“Also, laws are made in the legislature,” she said. “That’s the purpose of legislatures. And then agencies issue rules and regulations to carry out those laws; however, there is no law or rule on the books at a federal or state level about misinformation in the medical sphere.”

However, a group of non-profit medical organizations began issuing warnings in the fall of 2021, threatening physicians with license suspensions if they spread misinformation about COVID-19.

‘Bloated Nonprofits’

The Federation of State Medical Boards (FSMB), a non-profit organization that Nass said has no regulatory authority, is an organization to which state medical boards pay dues and depend upon for policies and training, Nass said.

In July 2021, FSMB issued this statement warning that physicians “who generate and spread COVID-19 vaccine misinformation or disinformation are risking disciplinary action by state medical boards, including the suspension or revocation of their medical license.”

Medical boards such as the American Medical Association (AMA) and the American Pharmacists Association followed suit.

“All of these organizations have presidents who earn about a million dollars, so they are what I call bloated nonprofits,” Nass said. “None of them had authority to threaten doctors’ licenses or their specialty certifications.”

After the non-profit organizations applied pressure, 15 of the 70 U.S. state medical boards began investigating their local doctors, Nass said.

The Misinformation Inquisition

In September 2021, the Tennessee Board of Medical Examiners adopted FSMB’s statement.

After one board member asked who will determine what constitutes misinformation, a staff member referred to an investigative process that would require the doctor to show proof from “recognized” academic and medical journals that support the doctor’s opinion.

Later, Tennessee state Rep. John Ragan said the board didn’t have the authority to create a new disciplinary offense without lawmakers’ approval.

The board pulled the statement from their website, but the question remained as to whether the board would continue to investigate and charge physicians because some have argued that there isn’t a precedent for the board upholding a policy that was not published on its website.

Ragan, a Republican who is chairman of the Government Operations Committee, the oversight committee for the board, told The Epoch Times that the adopted policy moved out of “the guardrails of the law” and gives the board arbitrary judgment on what misinformation is.

“I explained that if they are going to have a policy on this sometime in the future, they need to define what misinformation and disinformation are because otherwise what you have is the Inquisition,” Ragan said.  “It then becomes a situation of, ‘Heresy is what I say it is, and I’ll know it when I see it kind of thing.’”

In October, the Tennessee legislature passed a bill that emphasized the legislature’s role in drafting laws that establish disciplinary offenses regarding dispensing and prescribing medication for COVID-19.

‘They Have Invented a Law That They Refuse to Define’

While some lawmakers argued that legislators aren’t elected to oversee medically educated boards, Nass argued that the board members and staff are working for the state to assure the safe practice of medicine.

“Their role is to carry out the law, not invent new laws, which is the role of the legislature,” Nass said. “Not only that, they have invented a law that they refuse to define.
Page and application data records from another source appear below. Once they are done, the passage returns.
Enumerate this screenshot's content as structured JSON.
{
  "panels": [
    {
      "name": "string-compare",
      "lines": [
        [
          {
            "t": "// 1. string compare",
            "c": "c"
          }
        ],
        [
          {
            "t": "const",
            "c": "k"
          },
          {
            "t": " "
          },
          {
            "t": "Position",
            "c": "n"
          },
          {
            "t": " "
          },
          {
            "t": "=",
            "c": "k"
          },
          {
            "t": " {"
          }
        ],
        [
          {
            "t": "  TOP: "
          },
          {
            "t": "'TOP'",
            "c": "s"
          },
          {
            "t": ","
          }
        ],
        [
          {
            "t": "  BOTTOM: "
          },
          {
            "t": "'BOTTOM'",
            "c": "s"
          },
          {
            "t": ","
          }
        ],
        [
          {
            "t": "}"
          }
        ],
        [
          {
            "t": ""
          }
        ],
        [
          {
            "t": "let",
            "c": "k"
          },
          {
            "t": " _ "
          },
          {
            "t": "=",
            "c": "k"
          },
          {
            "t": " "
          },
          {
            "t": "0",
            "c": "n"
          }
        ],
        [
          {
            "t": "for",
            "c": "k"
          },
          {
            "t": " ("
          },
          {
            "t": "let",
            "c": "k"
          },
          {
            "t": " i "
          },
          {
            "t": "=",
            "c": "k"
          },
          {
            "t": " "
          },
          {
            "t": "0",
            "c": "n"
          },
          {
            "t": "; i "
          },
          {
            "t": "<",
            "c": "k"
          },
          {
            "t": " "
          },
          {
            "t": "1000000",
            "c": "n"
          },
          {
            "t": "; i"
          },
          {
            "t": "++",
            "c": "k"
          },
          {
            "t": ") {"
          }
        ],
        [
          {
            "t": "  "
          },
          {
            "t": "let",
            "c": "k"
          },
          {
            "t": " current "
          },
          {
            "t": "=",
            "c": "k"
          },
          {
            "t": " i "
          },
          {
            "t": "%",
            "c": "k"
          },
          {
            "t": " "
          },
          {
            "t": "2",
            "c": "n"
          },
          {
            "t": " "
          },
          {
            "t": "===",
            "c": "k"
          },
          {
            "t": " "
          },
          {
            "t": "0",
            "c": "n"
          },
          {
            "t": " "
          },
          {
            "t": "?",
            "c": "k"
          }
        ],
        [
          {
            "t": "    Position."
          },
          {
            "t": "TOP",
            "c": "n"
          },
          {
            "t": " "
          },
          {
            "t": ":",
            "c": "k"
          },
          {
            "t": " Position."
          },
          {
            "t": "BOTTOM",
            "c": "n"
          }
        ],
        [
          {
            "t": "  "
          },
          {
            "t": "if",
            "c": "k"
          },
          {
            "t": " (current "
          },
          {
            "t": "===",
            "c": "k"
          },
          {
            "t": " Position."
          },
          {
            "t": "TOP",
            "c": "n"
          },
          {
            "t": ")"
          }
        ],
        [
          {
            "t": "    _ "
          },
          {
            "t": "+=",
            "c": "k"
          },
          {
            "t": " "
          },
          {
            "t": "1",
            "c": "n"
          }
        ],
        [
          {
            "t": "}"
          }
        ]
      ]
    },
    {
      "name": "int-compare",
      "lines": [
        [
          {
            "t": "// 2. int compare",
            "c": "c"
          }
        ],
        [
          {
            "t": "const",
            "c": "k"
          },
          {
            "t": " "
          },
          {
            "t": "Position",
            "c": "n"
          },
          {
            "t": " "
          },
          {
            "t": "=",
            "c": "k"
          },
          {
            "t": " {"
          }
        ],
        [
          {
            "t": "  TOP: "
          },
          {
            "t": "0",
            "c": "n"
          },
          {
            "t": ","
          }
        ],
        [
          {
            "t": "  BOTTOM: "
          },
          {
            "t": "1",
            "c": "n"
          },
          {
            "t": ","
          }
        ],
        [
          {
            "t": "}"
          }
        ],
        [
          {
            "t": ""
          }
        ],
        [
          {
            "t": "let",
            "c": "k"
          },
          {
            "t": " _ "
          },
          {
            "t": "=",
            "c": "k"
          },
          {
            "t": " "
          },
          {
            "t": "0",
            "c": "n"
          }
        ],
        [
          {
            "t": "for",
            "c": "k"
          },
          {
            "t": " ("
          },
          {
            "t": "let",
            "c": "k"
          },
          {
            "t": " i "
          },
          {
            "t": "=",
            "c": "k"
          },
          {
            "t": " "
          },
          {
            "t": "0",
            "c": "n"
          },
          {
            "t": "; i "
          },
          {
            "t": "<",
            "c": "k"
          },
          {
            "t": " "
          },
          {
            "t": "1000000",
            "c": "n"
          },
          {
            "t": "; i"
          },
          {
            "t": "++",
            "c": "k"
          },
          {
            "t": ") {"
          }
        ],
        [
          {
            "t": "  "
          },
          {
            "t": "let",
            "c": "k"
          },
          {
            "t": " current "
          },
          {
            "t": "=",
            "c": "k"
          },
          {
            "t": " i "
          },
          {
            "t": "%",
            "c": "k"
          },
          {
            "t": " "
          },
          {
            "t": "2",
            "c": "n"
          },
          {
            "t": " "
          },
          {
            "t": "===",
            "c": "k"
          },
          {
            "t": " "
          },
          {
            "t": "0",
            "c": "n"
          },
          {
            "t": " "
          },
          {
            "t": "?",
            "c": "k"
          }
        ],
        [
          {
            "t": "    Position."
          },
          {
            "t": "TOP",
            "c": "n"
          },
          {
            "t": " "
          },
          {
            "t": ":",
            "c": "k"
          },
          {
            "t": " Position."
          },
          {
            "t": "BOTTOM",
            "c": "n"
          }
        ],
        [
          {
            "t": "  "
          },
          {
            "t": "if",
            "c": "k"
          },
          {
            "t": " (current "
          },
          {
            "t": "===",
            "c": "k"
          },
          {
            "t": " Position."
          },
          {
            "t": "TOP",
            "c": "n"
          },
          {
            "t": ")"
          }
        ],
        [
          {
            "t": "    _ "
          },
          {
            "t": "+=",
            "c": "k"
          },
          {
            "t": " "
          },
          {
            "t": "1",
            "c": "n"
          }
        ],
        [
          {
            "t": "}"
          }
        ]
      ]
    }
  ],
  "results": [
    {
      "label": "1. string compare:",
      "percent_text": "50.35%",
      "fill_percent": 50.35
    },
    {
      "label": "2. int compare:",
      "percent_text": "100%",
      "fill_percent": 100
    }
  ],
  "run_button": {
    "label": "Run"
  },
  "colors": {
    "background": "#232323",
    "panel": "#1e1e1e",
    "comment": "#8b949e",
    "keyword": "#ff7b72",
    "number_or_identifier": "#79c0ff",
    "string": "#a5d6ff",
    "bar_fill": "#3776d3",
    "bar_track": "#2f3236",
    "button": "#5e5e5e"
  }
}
None of the organizations, like the FSMB or AMA, or state agencies that have threatened or suspended doctors’ licenses, has had the courage to put into writing how they define misinformation and disinformation.”

Nass asked, “Do you want to live in a state that says the law is what we think it is, but we’re not putting it in black and white?”

Matt McGregor
Matt McGregor covers news and features throughout the United States. Send him your story ideas: matt.mcgregor@epochtimes.us